Even as U.S. medical schools expand and new ones are added to meet a looming shortage of physicians, the lack of new funding for residency training means hundreds each year will be kept from becoming doctors, according to the head of the group that represents the medical schools.
Dr. Darrell G. Kirch, president and CEO of the Association of American Medical Colleges, will be the keynote speaker at the Hooding Ceremony today for Medical College of Georgia at Georgia Regents University. Kirch is a former dean of MCG.
To meet a shortage of doctors, which is projected to reach 91,500 by 2020, the AAMC called on medical schools to expand enrollment by 30 percent.
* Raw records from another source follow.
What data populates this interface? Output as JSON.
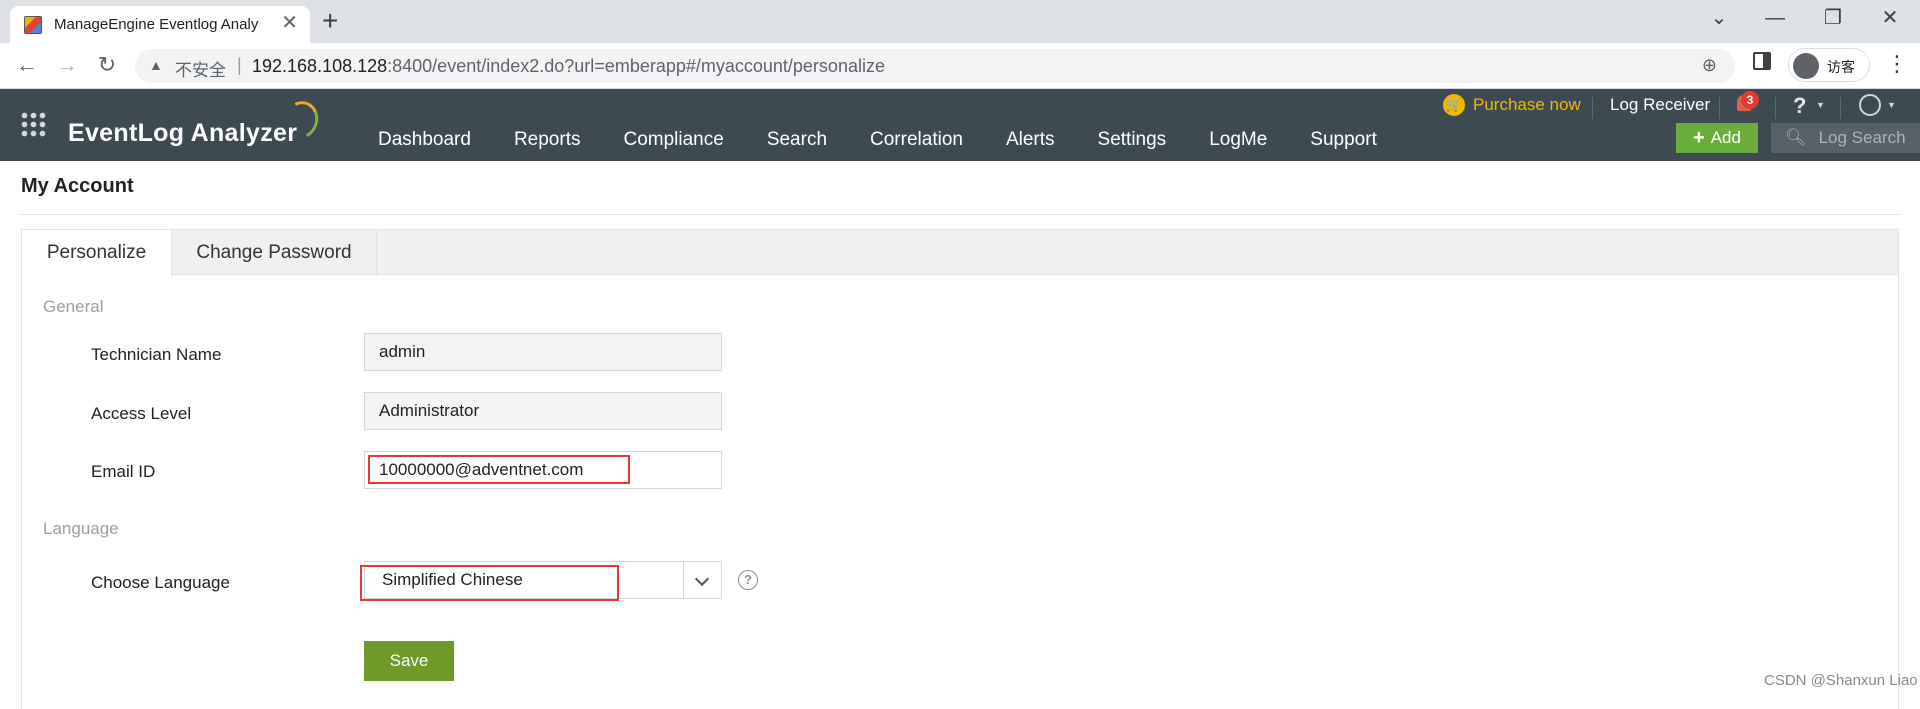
{
  "browser": {
    "tab_title": "ManageEngine Eventlog Analy",
    "tab_close": "✕",
    "new_tab": "+",
    "security_label": "不安全",
    "url_host": "192.168.108.128",
    "url_rest": ":8400/event/index2.do?url=emberapp#/myaccount/personalize",
    "profile_label": "访客"
  },
  "header": {
    "logo": "EventLog Analyzer",
    "nav": [
      "Dashboard",
      "Reports",
      "Compliance",
      "Search",
      "Correlation",
      "Alerts",
      "Settings",
      "LogMe",
      "Support"
    ],
    "purchase_label": "Purchase now",
    "log_receiver": "Log Receiver",
    "notification_count": "3",
    "help": "?",
    "add_label": "Add",
    "log_search_placeholder": "Log Search",
    "accent_color": "#6aad3d",
    "purchase_color": "#f5b800"
  },
  "page": {
    "title": "My Account",
    "tabs": [
      {
        "label": "Personalize",
        "active": true
      },
      {
        "label": "Change Password",
        "active": false
      }
    ],
    "general_section": "General",
    "fields": {
      "technician_name": {
        "label": "Technician Name",
        "value": "admin"
      },
      "access_level": {
        "label": "Access Level",
        "value": "Administrator"
      },
      "email": {
        "label": "Email ID",
        "value": "10000000@adventnet.com"
      }
    },
    "language_section": "Language",
    "language": {
      "label": "Choose Language",
      "value": "Simplified Chinese"
    },
    "save_label": "Save",
    "highlight_color": "#e53935"
  },
  "watermark": "CSDN @Shanxun Liao"
}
Many, like MCG, did and other universities added 15 new medical schools to push the number to 141 in the U.S., Kirch said. Enrollment will reach that 30 percent increase “within a year or two,” he said.
The problem is the number of residencies – paid for primarily by Medicare – has been capped since 1997, Kirch said. This year, that meant more than 400 U.S. students who will graduate medical school do not have a residency to go to where they can complete their training and become a doctor, Kirch said.
“That’s a tragedy,” he said.
Many will come back and try again next year and some will go on and complete another advanced degree “but they went to medical school to become a doctor,” Kirch said. There are currently three bills in Congress to increase the number of slots, but they are not going anywhere right now, Kirch said.
“The refusal of Congress to bring them to the floor and bring them to a vote is hurting,” he said. “There are lots of signs of the growing doctor shortage. General surgery, especially in rural areas like large parts of Georgia, has deep shortages.”
While saying he did not mean it as a political statement, as a physician Kirch said he would favor Medicaid expansion for states, which Georgia is refusing to do.
“The research shows if you have health insurance, you live longer, you have a better quality of life, and you cost the nation less,” he said. “So I don’t think any states should decline Medicaid. Not on political grounds. I think that as a physician because it will improve the health status of your state’s population.”
One good side effect of medical school expansion is it fosters innovation, like the team-based approach to teaching multiple health disciplines how to work together.
The new J. Harold Harrison MD Education Commons Building, which Kirch toured Wednesday, will include a new interdisciplinary simulator where medical students, nursing students and others can run cases together.
The AAMC got together with other health care academic organizations to establish common core competencies for interprofessional practice and education.
“We knew that people had to work well together, in an operating room, in a cardiac catheterization unit,” Kirch said. “We knew you needed teams but we literally trained people in isolation and plopped them together and said, ‘Be a team.’ ... Medicine is a team sport, it is not an individual sport. The thing that is exciting are the places like MCG that have been able, because they were doing construction, to do campus design to foster that interprofessionalism.”